Navigating theater websites for accessibility can be tricky. As an example, the MegaPlex theaters say all movies have captions. This is true if you pick up the caption device. To find open captioned showings but we need to navigate their menu. To give you an idea, at the MegaPlex…

  • We choose the theater we want to go to.
  • Once at the particular theater site, we click on the “All Format Options” button.
  • Select “Open Captions” from the drop down menu. Then it shows which movies are captioned and when.
Chelle’s Experience

I’ve attended many open captioned movies. Never have I seen anyone walk out because of the captions. The screen is so big the captions don’t take over the screen. I’m fairly sure that even hearing people miss dialog with all the background noise, not to mention the *BOOM*BOOM* coming from the theater next door. 

Captions don’t just help the deaf and hard of hearing, they also help people with auditory processing disorder, English as a second language and they help kids learn to read. People with ADHD benefit from captions and so do those with autism and other disabilities. All 3 of my kids grew up with captions and continued to use captions when they moved out. Captions benefit everyone.

Learn More About Captioned Movie History
Learn More with Hearing Loss LIVE!
  • Meet our friend Maclain Drake. He makes music accessible and he also advocated with the local movie theaters for better accessibility.
  • Learn more about assistive listening with Listen Technologies. They manufacture assistive listening systems and provide a variety of systems. 
  • Live theater can have captioning as well. We talk to Vicki Turner who captions plays, music and more.  
Categories
Accommodations ASR (Automatic Speech Recognition) Communication Practices Community Members Connections Hard of Hearing Hearing Loss

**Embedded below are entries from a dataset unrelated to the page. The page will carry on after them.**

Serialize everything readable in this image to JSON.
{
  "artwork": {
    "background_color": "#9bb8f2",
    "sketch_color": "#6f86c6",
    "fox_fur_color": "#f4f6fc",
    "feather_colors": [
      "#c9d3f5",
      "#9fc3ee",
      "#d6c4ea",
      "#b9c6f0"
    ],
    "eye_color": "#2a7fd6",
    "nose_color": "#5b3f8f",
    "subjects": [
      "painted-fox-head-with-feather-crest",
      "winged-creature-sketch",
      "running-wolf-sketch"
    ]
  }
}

Toastmasters with Harry Wolfe

Audible Talkers is a hearing loss friendly Toastmasters group started by Harry Wolfe.  It’s based in Arizona but because meetings are online via Zoom, anyone from anywhere can join. (Several members have been from different countries.) Chelle was invited to attend an online meeting during the pandemic by a mutual friend who also has hearing loss. By joining this group, Chelle improved her speaking skills and made a valuable connection with the hearing loss community in Arizona. She appreciates Harry’s efforts to make the club accessible to those of us with hearing loss. He also advocates to help Toastmaster clubs to become more hearing loss aware. Today, we introduce you to Harry Wolfe.

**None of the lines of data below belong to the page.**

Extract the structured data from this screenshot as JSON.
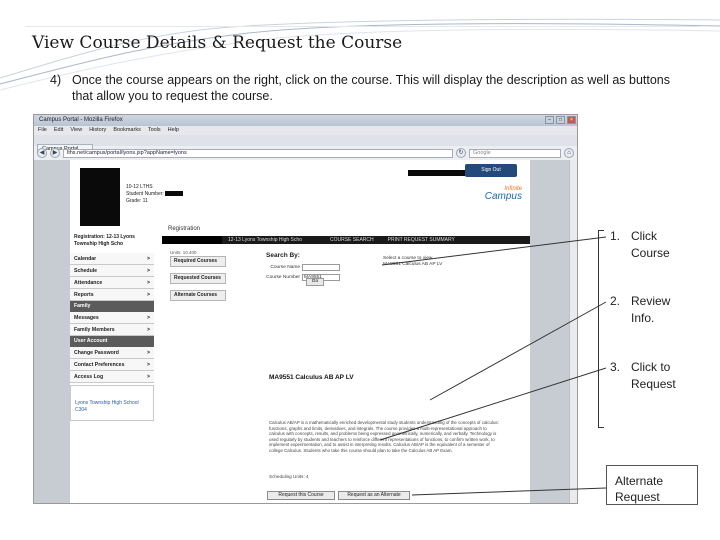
{
  "slide": {
    "title": "View Course Details & Request the Course",
    "step_number": "4)",
    "step_text": "Once the course appears on the right, click on the course. This will display the description as well as buttons that allow you to request the course."
  },
  "browser": {
    "window_title": "Campus Portal - Mozilla Firefox",
    "menu": [
      "File",
      "Edit",
      "View",
      "History",
      "Bookmarks",
      "Tools",
      "Help"
    ],
    "tab_label": "Campus Portal",
    "url": "lths.net/campus/portal/lyons.jsp?appName=lyons",
    "search_placeholder": "Google"
  },
  "portal": {
    "student_grade_line": "10-12 LTHS",
    "student_number_label": "Student Number:",
    "grade_label": "Grade: 11",
    "sign_out": "Sign Out",
    "logo_top": "Infinite",
    "logo_bottom": "Campus",
    "registration_label": "Registration",
    "school_strip": "12-13 Lyons Township High Scho",
    "strip_link_1": "COURSE SEARCH",
    "strip_link_2": "PRINT REQUEST SUMMARY",
    "sidebar_registration": "Registration: 12-13 Lyons Township High Scho",
    "sidebar_items": [
      {
        "label": "Calendar"
      },
      {
        "label": "Schedule"
      },
      {
        "label": "Attendance"
      },
      {
        "label": "Reports"
      }
    ],
    "family_header": "Family",
    "family_items": [
      {
        "label": "Messages"
      },
      {
        "label": "Family Members"
      }
    ],
    "user_header": "User Account",
    "user_items": [
      {
        "label": "Change Password"
      },
      {
        "label": "Contact Preferences"
      },
      {
        "label": "Access Log"
      }
    ],
    "sidebar_footer": "Lyons Township High School C304",
    "units_small": "Units: 10.400",
    "required_courses": "Required Courses",
    "requested_courses": "Requested Courses",
    "alternate_courses": "Alternate Courses",
    "search_heading": "Search By:",
    "course_name_label": "Course Name",
    "course_number_label": "Course Number",
    "course_number_value": "MA9551",
    "go_button": "Go",
    "select_note_1": "Select a course to view",
    "select_note_2": "MA9551 Calculus AB AP LV",
    "course_title": "MA9551 Calculus AB AP LV",
    "description": "Calculus AB/AP is a mathematically enriched developmental study students understanding of the concepts of calculus: functions, graphs and limits, derivatives, and integrals. The course provides a multi-representational approach to calculus with concepts, results, and problems being expressed geometrically, numerically, and verbally. Technology is used regularly by students and teachers to reinforce different representations of functions, to confirm written work, to implement experimentation, and to assist in interpreting results. Calculus AB/AP is the equivalent of a semester of college Calculus. Students who take this course should plan to take the Calculus AB AP Exam.",
    "units": "Scheduling Units: 4",
    "request_button": "Request this Course",
    "alternate_button": "Request as an Alternate"
  },
  "callouts": [
    {
      "num": "1.",
      "line1": "Click",
      "line2": "Course"
    },
    {
      "num": "2.",
      "line1": "Review",
      "line2": "Info."
    },
    {
      "num": "3.",
      "line1": "Click to",
      "line2": "Request"
    }
  ],
  "alternate_callout": {
    "line1": "Alternate",
    "line2": "Request"
  }
}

Zoom gallery view with 14 Audible Talkers Toastmasters members present. everyone is smiling. Several members have hearing loss in this Toastmasters group.
Audible Talkers Toastmasters first meeting online.
Categories
Accessibility Accommodations ASR (Automatic Speech Recognition) Cochlear Implants Communication Access Hard of Hearing Hearing Aids Hearing Loss Hearing Technology

Smartphone Built-in Accessibility for Hearing Loss

Smartphones, both iPhone and Android operating systems, have come a long way in accessibility for those with hearing loss. There’s several great, built-in features on each phone with a variety of apps to make life easier. This post is only for quick reference. There are a few explanations and a link at the end of the sections to explore the features further.

*Note: Some features vary due to having an older phone, how often you update or the company you use.

Categories
Accommodations Advocacy ASR (Automatic Speech Recognition) Captioning CART (live captioning) Communication Practices Hard of Hearing Hearing Loss

Hearing Loss, What Did We Learn in 2023?

Every month when we close out a topic at Hearing Loss LIVE!, we ask ourselves – what did we learn? Usually, we’ve learned at least a few things, if not more. The discussions that pop up in our classes and workshops are fabulous! It can be someone new to the hearing loss discussion who spins us a new perspective. Maybe it’s someone with years of hearing loss experience who shared an offbeat tip or different strategy. The learning never stops and we all learn from each other. 

This is a good end of the year question for us at Hearing Loss LIVE!  What did we learn in 2023?